The history of munis is not quite as pretty as the BB article suggests. When WPPS blew up in the early 80’s, MBIA covered the bonds ($2.3B if I remember). Good thing, because the ensuing zillion-party litigation went on for years and involved the largest document production in history. Before Orange County went bankrupt in ’94, it had a AAA rating and issued uninsured bonds. I seem to recall (I’m old) that a) there was significant political support in OC for repudiating the debt; b) bondholders discovered that a muni cannot be compelled to raise taxes in a Ch. 9 proceeding; c) the ensuing panic in the muni market affected rates and liquidity for quite some time, with prices of some CA issues plunging 30%. The state rigged up a clever bailout and the bondholders were eventually made whole. Insurance became quite popular. If you go back further to ’30-’33, you’ll find that in times of severe economic stress, munis have political risk reminiscent of developing country debt. I doubt that equilibrium pricing of munis if a major insurer suddenly disappears will be the smooth transition to small yield captures implied by the BB article.
I am also old enough to remember WPPSS, and I Googled pretty extensively before making my comments. I’ve seen no evidence that any of the WPPSS deals were insured in a large scale way (the only one is Ambac insuring $25 million in face value, to which I found multiple references. How there was an oddball piece of that size in a multibillion deal is beyond me).
WPPSS also wasn’t a classic muni deal, guaranteed by tax revenues, but by the revenues from power generation. It was basically an industrial revenue bond deal. My dim recollection is those weren’t typically credit enhanced, at least in the early 1980s (no idea re current practice).
WPPSS also eventually paid 40 cents on the dollar, or less, depending on the bond issue, after all the litigation, again inconsistent with the a guarantee (if one performed that poorly when tested, it would be valued much less going forward).
This story on the final settlement makes no mention of insurance or guarantors. I looked at quite a few others and similarly found no reference.
It was Ambac, not MBIA, that was exposed, and not the the degree you suggested. In fact, this history says the failure of WPPSS gave the industry a huge boost:
In 1983, the Washington Public Power Supply System (WPPSS) defaulted on its debtpayments, and investors holding uninsured WPPSS bonds experienced a host of delays and reductions in payments, while holders of insured bonds received interest payments in full, on schedule. The WPPSS default was a turning point in the municipal market, as it made clear to a broad swathe of the market how beneficial bond insurance could be in a distressedsituation. Given the increased visibility due to the WPPSS crisis, by the end of 1983, 10% of newly issued municipal bonds were insured.

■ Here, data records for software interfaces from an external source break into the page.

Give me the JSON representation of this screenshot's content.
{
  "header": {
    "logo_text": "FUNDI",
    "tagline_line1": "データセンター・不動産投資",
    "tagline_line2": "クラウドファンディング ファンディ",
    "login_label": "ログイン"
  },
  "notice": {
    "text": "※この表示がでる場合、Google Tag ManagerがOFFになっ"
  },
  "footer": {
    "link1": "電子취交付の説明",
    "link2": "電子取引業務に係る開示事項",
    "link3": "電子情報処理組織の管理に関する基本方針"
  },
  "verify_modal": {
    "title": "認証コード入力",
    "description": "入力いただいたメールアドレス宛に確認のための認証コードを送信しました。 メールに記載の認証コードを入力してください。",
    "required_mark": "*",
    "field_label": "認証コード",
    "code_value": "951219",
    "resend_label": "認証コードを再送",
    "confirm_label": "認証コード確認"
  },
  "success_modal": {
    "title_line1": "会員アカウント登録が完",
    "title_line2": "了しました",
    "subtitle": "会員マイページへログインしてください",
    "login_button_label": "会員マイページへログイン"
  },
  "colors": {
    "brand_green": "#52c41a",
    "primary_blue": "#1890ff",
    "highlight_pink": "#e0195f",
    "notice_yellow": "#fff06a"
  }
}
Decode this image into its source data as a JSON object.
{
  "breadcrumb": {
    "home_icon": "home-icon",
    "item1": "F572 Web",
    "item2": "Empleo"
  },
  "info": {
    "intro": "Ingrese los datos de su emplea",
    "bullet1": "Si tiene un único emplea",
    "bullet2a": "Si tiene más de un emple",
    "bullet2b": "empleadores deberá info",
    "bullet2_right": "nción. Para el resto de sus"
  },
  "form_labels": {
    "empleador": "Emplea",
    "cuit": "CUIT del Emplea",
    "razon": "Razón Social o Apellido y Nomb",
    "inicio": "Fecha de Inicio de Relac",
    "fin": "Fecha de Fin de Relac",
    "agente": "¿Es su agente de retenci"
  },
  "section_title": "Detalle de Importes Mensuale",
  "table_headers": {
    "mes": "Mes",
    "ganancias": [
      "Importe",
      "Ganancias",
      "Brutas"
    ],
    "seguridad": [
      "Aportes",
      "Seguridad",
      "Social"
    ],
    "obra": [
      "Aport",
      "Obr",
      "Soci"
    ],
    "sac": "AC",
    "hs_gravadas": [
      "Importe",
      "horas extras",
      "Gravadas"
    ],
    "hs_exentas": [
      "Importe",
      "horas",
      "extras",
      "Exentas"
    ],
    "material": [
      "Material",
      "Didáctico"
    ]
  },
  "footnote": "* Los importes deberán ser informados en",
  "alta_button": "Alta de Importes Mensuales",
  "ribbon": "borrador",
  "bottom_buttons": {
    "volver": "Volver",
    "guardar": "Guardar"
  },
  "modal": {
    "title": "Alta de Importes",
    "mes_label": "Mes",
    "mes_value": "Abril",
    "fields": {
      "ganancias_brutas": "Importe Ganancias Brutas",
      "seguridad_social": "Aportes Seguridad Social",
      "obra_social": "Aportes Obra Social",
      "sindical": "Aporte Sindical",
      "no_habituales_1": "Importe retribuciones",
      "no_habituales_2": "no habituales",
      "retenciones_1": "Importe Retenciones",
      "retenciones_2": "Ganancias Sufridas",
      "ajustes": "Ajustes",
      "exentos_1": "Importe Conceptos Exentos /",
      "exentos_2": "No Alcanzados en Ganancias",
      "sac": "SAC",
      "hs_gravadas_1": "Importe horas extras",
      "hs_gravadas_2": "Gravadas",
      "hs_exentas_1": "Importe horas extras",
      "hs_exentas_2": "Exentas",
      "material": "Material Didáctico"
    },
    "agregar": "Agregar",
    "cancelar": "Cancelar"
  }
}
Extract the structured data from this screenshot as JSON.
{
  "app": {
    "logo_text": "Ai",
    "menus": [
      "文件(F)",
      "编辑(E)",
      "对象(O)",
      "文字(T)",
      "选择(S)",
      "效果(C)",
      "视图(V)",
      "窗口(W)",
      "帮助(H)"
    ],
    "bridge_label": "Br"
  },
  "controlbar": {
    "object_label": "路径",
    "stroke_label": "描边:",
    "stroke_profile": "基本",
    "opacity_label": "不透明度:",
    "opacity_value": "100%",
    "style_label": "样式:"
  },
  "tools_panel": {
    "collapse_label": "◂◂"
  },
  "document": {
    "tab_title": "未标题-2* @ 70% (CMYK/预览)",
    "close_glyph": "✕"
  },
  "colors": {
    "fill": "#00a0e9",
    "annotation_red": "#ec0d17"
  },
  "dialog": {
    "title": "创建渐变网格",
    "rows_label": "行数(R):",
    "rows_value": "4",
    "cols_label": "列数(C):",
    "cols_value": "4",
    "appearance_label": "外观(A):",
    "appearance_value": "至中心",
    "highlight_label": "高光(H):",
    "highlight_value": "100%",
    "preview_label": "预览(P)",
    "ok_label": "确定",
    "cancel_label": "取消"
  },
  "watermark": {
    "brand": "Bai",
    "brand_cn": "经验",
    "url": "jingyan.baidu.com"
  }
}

Feel free to show me otherwise, but I have gone hunting, and have found no evidence that anything beyond a trivial amount of WPPSS bonds was insured.
You are correct, the insurer on WPPSS was Ambac and only for a tiny portion of the bonds. Sorry for the misinformation. But I think the losses on WPPSS strengthen my point that muni bond insurance was demanded by investors for good reason. WPPSS debt was muni debt, issued by a municipal corporation of Washington State—there are tons of municipal corporations that issue debt against specific non-tax revenue cashflows (bridges, hospitals, water systems, affordable housing, etc.) So I don’t think WPPSS was in any way unusual in the muni world, except for its size and default.